From Deep Dream to Deep Drumpf, everyone's talking about neural networks these days. But what the heck are neural networks and what do they mean for the future of computing and design? Here's your quick primer.
This is a sticky issue, because there's no single definition neural network that's universally agreed upon. In essence, a neural network is a computer program that tries to simulate the way a human mind works—more specifically, by simulating neurons themselves.
In your brain, there are hundreds of billions of tiny cells called neurons, each of which is connected to maybe tens of thousands of its brethren in complicated, ever-changing webs. This charming interactive story is a great primer on how they work, but put (very) simply, neurons are how we learn. Each neuron represents a different idea, memory, or sensation. When two neurons fire at the same time, they link together, creating a mental association.
It depends on the kind of neural network you're talking about, but let's take Google's Deep Dream for instance. Here, Google's engineers created a stack of artificial neurons (each of which might be a separate CPU, or a core on that CPU), arranged in layers.
These layers work together to figure out what the neural network might be "seeing" in any given image it's shown. Each layer of neurons makes its own set of increasingly specific inferences about the contents of that image, which the next layer builds upon to formulate a better "guess" at what the image shows. After Deep Dream was trained on a significantly large number of previously identified images, it eventually knew enough to recognize what a "banana" or a "parachute" looked like—and it could even draw one itself.
Again, this is very simplistic, but in a computer processor, the closest analog to neurons are transistors—which are hardwired together in straight lines. They're two-dimensional, not three-dimensional, and unlike human neurons, transistors never rewire themselves; each transistor is connected to just two or three others. That's compared to the 10,000 connections the average neuron in your own brain might have. The result? Computers are really good at thinking logically, moving from one transistor to the next in a straight line. But they'rereally bad at thinking creatively and learning new things, since they're hardwired for linear, logical "thought." Neural networks aim to solve that problem.
Okay. The way a computer thinks is a little like riding a subway. To get downtown, a computer might need to pass through a dozen stations and change lines two or three times. The way a human thinks is more like teleporting. Once a human brain has made that "subway trip" downtown once—connecting two neurons on a mental map—it can just teleport directly there without making all the in-between stops.
Putting this back into literal terms, neurons can rewire themselves on the fly to work together more efficiently. That's how we learn, and that's how we combine new ideas to be creative.

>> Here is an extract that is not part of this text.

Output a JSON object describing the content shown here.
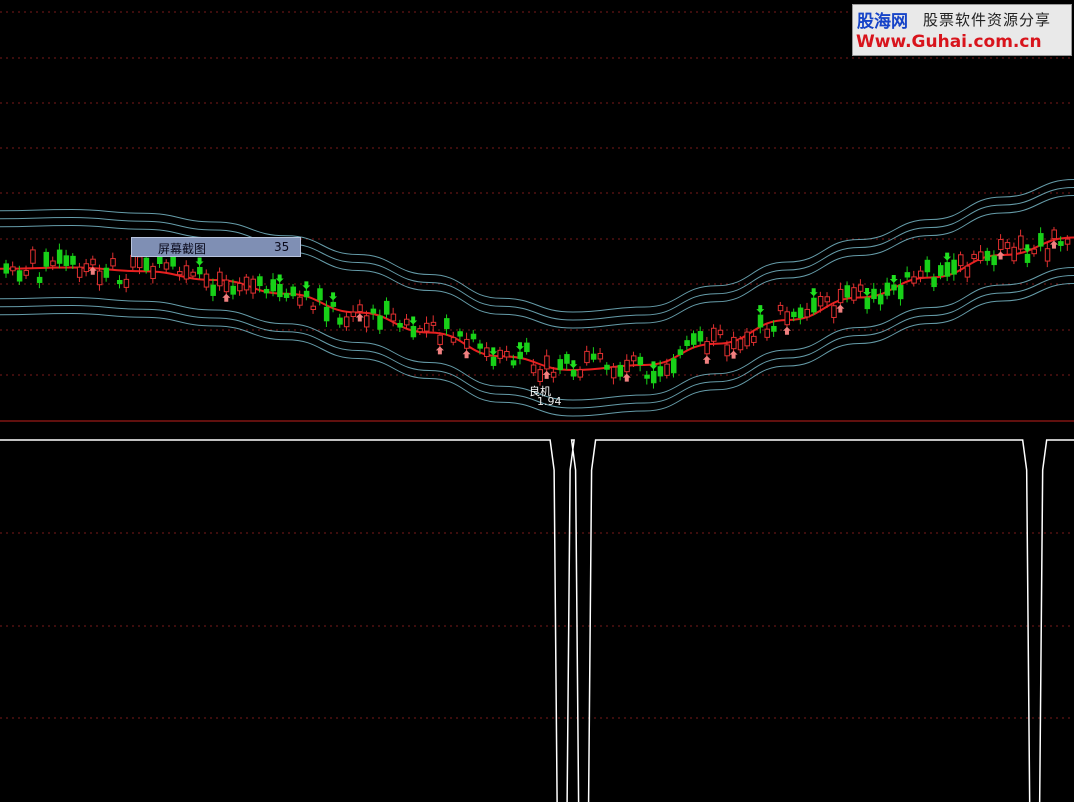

If we can simulate that same effect in a neural network, then, we can teach computers to think like we do.
Pretty much anything that a human can currently do better than a computer—writing a story, analyzing the meaning of a work of art, even driving a car, or understanding a human being from context and body language. Again, Deep Dream is a good example. Google's neural network doesn't just see pixels when it looks at an image. It can actually tell you what the image contains. It's something humans take for granted, but up until recently, it was something computers couldn't accomplish.
In addition to Deep Dream, Google's self-driving cars also use neural networks to detect pedestrians. But neural networks aren't exclusive to Google. Facebook uses them to discern faces and identify your friends. Neural networks have also been used to design new fonts, create digital graffiti, and even impersonate Donald Trump on Twitter.
Neural networks are the key to making computers more like humans, and automating the human brain's problem-solving and creative capabilities. Combine them with conversational interfaces, and neural networks can make true artificial intelligence finally possible—a revolution that would have a knock-on effect in the way we pretty much do everything. Designers in the future won't just use neural networks; neural networks may very well be designers themselves.